BY mid-September, the United Nations hopes to finish up its 18 months of directing Cambodia from communist rule to a fledgling democracy. Already, the leader of that operation, Yasushi Akashi, is claiming success.
"I myself never believed that we would not be successful in accomplishing our mission," he said on a recent trip to Japan, his home country.
The UN-sponsored election in May and the expected formation of a government under a new constitution in coming weeks, he says, is "a social revolution," ending one of the most violent conflicts spawned by the cold war.
"In Cambodia, our path was to replace authoritarian ideology with the ideology of liberal democracy, and how to channel the desire for power to something which should not be decided on the battleground but something which can be fought through parliamentary means," Mr. Akashi says. "And that is not easy."
Akashi, who is head of the UN Transitional Authority in Cambodia (UNTAC), says he is often asked to pass on lessons from Cambodia to the other UN peacekeeping operations around the world.
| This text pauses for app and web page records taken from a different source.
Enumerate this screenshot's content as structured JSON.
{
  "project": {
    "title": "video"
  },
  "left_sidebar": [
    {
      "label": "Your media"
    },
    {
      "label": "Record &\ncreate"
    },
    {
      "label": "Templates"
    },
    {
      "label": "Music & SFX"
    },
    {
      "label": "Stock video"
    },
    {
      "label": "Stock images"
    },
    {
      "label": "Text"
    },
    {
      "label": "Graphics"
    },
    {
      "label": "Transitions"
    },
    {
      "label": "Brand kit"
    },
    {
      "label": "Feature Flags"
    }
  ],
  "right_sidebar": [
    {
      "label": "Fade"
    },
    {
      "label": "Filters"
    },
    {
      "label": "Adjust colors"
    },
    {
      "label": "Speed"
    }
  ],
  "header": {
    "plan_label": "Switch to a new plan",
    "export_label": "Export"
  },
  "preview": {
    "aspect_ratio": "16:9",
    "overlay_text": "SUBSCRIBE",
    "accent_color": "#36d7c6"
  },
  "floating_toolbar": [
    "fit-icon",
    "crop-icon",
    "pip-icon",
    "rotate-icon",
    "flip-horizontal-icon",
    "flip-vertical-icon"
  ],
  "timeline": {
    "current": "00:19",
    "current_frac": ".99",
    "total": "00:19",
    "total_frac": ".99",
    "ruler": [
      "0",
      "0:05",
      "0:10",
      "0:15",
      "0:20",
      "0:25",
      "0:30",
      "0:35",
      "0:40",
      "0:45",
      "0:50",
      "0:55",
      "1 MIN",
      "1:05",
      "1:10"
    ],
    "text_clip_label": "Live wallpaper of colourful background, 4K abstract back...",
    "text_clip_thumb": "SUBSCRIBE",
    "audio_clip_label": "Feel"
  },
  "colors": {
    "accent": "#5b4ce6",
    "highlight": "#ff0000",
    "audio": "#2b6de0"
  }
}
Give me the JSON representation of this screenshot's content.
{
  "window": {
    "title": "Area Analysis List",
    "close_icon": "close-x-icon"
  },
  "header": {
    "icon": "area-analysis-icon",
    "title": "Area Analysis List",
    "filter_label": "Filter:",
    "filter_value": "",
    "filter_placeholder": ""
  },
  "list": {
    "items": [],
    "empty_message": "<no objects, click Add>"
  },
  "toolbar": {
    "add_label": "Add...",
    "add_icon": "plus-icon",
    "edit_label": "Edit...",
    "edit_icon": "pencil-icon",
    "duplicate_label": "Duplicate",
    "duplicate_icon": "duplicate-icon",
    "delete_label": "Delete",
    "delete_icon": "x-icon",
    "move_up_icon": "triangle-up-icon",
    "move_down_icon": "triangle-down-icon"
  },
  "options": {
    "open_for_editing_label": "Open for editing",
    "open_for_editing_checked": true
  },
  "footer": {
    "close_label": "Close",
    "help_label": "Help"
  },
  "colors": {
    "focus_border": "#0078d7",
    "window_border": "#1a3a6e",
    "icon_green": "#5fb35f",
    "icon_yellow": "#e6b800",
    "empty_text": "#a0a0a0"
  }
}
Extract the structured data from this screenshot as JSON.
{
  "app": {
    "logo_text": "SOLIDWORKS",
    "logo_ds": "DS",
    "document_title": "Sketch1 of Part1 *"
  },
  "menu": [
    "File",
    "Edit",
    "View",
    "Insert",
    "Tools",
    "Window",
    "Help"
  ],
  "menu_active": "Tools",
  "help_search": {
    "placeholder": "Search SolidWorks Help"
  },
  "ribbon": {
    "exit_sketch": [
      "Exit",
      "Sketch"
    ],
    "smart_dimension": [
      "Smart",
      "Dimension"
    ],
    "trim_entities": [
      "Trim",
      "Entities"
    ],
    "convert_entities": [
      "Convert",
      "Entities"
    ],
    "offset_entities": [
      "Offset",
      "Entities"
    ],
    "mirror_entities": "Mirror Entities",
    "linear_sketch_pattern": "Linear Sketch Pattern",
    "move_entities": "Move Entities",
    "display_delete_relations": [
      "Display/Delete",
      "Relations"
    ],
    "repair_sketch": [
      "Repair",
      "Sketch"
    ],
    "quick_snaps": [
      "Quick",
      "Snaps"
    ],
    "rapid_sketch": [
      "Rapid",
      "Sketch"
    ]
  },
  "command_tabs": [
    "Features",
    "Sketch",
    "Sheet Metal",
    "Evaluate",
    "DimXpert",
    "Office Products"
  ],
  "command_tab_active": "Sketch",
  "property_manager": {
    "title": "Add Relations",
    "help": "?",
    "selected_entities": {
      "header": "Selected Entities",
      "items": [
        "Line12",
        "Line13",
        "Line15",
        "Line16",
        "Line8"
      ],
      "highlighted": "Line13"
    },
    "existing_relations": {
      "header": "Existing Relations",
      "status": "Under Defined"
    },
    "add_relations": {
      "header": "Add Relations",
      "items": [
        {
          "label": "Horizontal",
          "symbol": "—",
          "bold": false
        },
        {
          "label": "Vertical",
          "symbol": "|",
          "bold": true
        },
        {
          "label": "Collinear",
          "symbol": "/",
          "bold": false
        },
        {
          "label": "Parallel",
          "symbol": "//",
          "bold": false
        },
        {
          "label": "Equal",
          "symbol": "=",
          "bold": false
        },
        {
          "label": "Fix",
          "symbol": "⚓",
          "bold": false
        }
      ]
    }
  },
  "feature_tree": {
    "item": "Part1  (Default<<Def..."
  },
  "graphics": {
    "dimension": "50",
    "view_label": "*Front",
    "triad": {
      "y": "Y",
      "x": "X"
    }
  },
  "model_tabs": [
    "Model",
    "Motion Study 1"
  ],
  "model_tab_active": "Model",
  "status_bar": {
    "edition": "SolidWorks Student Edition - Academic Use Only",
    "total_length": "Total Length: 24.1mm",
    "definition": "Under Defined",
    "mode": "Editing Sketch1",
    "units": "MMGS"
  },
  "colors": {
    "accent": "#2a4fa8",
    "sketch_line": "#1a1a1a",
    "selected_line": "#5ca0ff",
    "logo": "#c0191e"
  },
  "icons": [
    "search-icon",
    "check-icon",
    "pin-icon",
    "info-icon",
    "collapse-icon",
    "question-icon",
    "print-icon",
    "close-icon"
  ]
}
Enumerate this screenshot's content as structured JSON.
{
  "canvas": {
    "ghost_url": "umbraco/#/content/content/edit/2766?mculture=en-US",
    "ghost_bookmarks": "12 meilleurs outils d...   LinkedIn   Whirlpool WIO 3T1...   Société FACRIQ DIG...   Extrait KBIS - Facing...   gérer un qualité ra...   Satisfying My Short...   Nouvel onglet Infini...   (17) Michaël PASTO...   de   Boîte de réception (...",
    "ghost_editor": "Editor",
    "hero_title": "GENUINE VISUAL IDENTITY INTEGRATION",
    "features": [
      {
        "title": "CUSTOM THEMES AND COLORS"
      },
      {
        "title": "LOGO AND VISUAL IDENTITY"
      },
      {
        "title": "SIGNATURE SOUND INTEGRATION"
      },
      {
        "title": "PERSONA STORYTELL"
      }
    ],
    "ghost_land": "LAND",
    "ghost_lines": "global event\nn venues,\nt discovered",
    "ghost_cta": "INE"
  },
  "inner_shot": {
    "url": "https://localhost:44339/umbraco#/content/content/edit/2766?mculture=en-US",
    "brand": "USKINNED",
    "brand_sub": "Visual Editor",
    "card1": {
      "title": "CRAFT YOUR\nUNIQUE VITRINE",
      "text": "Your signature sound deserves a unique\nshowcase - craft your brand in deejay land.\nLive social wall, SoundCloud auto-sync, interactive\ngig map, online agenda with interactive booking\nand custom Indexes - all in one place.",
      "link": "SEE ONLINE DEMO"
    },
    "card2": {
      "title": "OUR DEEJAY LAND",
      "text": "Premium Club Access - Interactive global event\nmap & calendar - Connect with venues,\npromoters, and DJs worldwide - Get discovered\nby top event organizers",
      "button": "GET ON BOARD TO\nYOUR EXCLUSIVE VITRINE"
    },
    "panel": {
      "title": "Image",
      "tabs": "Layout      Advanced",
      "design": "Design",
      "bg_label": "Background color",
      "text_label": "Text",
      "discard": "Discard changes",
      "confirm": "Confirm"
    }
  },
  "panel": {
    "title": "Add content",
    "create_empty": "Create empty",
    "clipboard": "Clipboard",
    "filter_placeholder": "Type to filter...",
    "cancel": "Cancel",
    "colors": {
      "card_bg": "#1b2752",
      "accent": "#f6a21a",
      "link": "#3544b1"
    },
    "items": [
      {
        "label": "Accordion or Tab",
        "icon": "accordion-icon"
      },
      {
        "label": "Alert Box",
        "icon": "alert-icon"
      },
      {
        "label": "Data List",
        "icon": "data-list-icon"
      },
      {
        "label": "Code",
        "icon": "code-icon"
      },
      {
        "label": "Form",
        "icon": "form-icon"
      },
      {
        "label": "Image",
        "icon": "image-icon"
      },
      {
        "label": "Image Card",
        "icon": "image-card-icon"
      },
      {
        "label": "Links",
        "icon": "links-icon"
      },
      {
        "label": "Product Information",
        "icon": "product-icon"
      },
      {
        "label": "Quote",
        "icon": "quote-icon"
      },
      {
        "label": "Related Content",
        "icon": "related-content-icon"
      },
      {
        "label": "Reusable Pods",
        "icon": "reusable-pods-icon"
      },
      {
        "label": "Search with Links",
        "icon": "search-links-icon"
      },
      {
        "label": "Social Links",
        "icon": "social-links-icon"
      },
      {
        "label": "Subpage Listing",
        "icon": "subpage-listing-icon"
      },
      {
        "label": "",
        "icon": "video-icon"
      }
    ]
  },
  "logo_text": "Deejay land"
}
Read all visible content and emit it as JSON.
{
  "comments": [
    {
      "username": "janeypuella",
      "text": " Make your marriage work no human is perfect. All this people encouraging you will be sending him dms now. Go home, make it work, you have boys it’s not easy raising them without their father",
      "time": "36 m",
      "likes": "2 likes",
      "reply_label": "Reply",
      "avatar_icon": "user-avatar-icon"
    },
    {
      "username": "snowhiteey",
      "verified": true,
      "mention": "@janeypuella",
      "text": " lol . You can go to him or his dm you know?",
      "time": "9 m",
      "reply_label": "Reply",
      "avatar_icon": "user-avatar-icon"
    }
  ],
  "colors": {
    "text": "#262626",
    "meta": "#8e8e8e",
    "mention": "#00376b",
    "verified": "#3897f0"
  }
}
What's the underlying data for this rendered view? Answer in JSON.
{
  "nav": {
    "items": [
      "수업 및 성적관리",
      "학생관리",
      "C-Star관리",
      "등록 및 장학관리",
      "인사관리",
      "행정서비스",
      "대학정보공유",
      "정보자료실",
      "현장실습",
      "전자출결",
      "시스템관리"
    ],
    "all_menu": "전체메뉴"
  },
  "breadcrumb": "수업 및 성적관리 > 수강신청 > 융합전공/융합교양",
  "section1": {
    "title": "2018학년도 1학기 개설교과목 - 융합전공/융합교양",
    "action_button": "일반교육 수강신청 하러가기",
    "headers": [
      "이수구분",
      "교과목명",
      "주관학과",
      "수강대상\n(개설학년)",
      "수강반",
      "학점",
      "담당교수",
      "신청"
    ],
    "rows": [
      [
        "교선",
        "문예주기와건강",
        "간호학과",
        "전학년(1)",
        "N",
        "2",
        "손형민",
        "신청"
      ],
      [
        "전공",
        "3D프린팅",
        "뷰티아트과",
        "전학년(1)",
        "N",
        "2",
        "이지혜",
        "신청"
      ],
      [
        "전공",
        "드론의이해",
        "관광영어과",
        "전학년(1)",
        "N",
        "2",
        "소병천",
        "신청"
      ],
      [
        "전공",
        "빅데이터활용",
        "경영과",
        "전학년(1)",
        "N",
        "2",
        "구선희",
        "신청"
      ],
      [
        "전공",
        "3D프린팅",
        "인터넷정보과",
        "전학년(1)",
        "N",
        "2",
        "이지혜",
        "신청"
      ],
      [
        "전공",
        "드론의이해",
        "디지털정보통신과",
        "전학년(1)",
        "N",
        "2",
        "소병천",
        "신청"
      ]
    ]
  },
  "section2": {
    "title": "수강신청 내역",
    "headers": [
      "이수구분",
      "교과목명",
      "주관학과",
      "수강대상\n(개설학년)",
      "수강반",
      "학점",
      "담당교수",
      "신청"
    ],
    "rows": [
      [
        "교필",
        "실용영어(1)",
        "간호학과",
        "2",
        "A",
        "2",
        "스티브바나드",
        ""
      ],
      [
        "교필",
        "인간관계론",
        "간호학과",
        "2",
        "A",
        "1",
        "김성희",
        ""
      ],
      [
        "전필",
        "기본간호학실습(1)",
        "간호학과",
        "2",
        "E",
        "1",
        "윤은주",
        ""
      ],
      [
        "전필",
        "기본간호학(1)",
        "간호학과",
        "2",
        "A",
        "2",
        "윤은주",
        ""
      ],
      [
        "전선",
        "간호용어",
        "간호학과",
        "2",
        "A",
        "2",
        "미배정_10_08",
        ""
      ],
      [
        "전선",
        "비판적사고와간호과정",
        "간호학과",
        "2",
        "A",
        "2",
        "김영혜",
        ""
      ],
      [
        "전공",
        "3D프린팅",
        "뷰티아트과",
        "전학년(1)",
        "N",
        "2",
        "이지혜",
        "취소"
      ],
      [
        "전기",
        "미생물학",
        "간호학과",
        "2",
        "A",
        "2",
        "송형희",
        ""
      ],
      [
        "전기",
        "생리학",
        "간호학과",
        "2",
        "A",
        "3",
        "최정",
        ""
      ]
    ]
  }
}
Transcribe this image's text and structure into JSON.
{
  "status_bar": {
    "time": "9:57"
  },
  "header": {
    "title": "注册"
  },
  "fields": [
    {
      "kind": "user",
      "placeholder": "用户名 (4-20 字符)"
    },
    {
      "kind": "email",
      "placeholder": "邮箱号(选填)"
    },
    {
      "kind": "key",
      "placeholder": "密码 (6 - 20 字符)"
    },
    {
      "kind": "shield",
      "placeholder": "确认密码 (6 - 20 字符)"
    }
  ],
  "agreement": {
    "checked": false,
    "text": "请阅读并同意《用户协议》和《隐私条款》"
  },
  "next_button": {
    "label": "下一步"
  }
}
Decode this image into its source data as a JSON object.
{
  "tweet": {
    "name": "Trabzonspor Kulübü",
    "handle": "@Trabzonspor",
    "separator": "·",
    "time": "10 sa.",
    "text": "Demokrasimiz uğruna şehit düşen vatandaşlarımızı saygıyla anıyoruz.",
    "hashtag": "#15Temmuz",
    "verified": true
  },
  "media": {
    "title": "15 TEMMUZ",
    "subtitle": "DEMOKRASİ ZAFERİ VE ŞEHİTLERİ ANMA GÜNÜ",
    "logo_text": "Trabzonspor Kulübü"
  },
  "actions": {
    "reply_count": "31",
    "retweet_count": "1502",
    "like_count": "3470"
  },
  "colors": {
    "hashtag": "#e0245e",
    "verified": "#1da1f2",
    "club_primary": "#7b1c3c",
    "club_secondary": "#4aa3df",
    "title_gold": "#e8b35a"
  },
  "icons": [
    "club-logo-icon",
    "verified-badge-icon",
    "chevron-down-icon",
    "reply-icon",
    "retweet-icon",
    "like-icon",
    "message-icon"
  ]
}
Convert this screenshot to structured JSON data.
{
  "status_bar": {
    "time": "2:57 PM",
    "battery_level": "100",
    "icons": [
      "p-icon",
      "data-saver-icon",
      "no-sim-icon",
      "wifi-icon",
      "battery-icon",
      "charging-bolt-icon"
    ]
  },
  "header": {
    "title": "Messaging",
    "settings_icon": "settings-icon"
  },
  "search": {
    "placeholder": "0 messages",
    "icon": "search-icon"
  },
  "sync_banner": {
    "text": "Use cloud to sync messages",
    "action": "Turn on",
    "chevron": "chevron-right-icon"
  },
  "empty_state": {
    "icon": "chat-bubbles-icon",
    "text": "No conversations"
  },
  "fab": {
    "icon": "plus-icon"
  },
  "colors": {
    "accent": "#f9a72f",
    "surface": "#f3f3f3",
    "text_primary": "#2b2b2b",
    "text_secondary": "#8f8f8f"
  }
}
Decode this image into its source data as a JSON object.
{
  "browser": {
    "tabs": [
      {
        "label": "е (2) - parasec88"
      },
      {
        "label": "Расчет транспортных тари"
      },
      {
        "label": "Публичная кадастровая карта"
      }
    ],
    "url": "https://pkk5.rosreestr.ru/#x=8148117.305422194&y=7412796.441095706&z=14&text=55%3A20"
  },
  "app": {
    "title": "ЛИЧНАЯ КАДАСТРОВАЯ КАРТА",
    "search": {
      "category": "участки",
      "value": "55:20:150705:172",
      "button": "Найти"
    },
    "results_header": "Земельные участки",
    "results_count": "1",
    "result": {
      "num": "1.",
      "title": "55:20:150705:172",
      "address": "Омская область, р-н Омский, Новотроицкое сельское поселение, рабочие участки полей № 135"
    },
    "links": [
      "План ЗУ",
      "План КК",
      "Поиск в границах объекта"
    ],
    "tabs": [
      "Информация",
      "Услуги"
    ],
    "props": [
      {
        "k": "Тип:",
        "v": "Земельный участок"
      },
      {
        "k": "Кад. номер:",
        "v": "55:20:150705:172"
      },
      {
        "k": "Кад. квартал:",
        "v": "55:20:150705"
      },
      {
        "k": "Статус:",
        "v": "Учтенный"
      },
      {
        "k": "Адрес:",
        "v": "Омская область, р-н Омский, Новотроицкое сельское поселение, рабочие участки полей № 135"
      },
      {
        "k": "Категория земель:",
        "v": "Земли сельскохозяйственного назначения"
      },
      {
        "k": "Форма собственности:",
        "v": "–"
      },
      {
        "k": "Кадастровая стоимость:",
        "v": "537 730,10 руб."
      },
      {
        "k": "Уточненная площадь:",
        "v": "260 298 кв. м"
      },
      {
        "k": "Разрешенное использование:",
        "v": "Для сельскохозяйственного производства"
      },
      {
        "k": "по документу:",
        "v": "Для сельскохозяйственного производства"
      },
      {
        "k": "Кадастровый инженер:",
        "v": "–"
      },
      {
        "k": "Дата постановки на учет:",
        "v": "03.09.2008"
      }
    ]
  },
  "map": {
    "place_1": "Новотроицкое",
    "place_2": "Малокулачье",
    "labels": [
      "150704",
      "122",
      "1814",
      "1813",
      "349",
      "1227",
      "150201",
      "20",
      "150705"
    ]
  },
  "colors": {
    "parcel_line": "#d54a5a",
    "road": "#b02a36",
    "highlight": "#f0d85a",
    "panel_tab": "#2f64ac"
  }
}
First, he says, peace only came to Cambodia with the end of the cold war and the rapprochement between Vietnam and China, which had used the country as proxy battleground against each other.
Then, diplomacy by France, Indonesia, the United Sates, Japan, and Australia helped to bring about a UN-backed peace accord in 1991, followed by pressure on China and Thailand to curb the Khmer Rouge force of some 10,000 fighters.
"The Cambodian conflict does not have the racial, tribal, or religious ingredients which a number of other conflicts have," he says. "The Cambodia conflict, in my opinion, is essentially about ideology and about power."
At present, the balance of power among the former warring factions of Cambodia is still uneasy, despite an election that saw a 90 percent turnout and a clear winner, the FUNCINPEC party of Prince Norodom Ranariddh.
The former incumbent government, led by Hun Sen of the Cambodian People's Party (CPP), protested the election results. The CPP won 51 seats to FUNINPEC's 57, out of 120 total in the new parliament.
IN an awkward compromise, the former king, Prince Norodom Sihanouk, is ruler over a government that has two ministers in most Cabinet posts - one from each party.
"This arranged marriage through the go-between of Prince Sihanouk is working so far," Akashi says.
"The question is now how long this system of having two prime ministers, two defense ministers, and two ministers of interior in the hands of Ranariddh and Hun Sen will last," he says.
He hopes that they can draft a new constitution quickly that will allow the UN to end its mandate and withdraw the last of its 16,000 troops.
The Khmer Rouge guerrillas, who ruled the country ruthlessly from 1975-78 were left out in the cold after they refused to abide by the UN peace accords. To draw them out of the jungle and into the political process, Sihanouk hopes to give them some role in the government.
"The Khmer Rouge is very much present in the military sense of the term," Akashi says. "But it may not be a 10-foot military monster as some people would like to make it."
The high election turnout and the results came as an unpleasant surprise to the Khmer Rouge, leaving them confused, he says. "They realize that they have missed the bus. They are anxious to get on board."
He added that the Khmer Rouge cannot be eliminated militarily. Only effective social and economic policies that reduce the wealth disparity between the capital, Phnom Penh, and the countryside can contain the guerrillas, Akashi says.
UNTAC succeeded against the Khmer Rouge by not using military power, but "the power of information and education" by explaining democracy, elections, and human rights to a largely peasant nation of 7 to 8 million people. Information was passed by new radio transmitters and hundreds of foreign volunteers.
"Although we were sometimes considered too patient, our patience paid off," he says.
One French general in UNTAC said that he and 200 soldiers could have marched on Khmer Rouge territory and subjugated them totally, Akashi says. But he adds, "We never believed that that kind of bravado would bring about the solution to the Cambodia problem."
"Some of our Western colleagues were a bit impatient and mechanistic in trying to apply human rights outright. At the same time, some Asian leaders said they had a secret approach [to human rights]. I asked them a lot of questions, and it turned out that there is no such thing as a unique regional approach."
"In the end it is the growth of the middle class that shall become the real guardian of democracy and human rights. And Cambodia has a long way to go. But I still hope that political and economic rights will go hand in hand in Cambodia."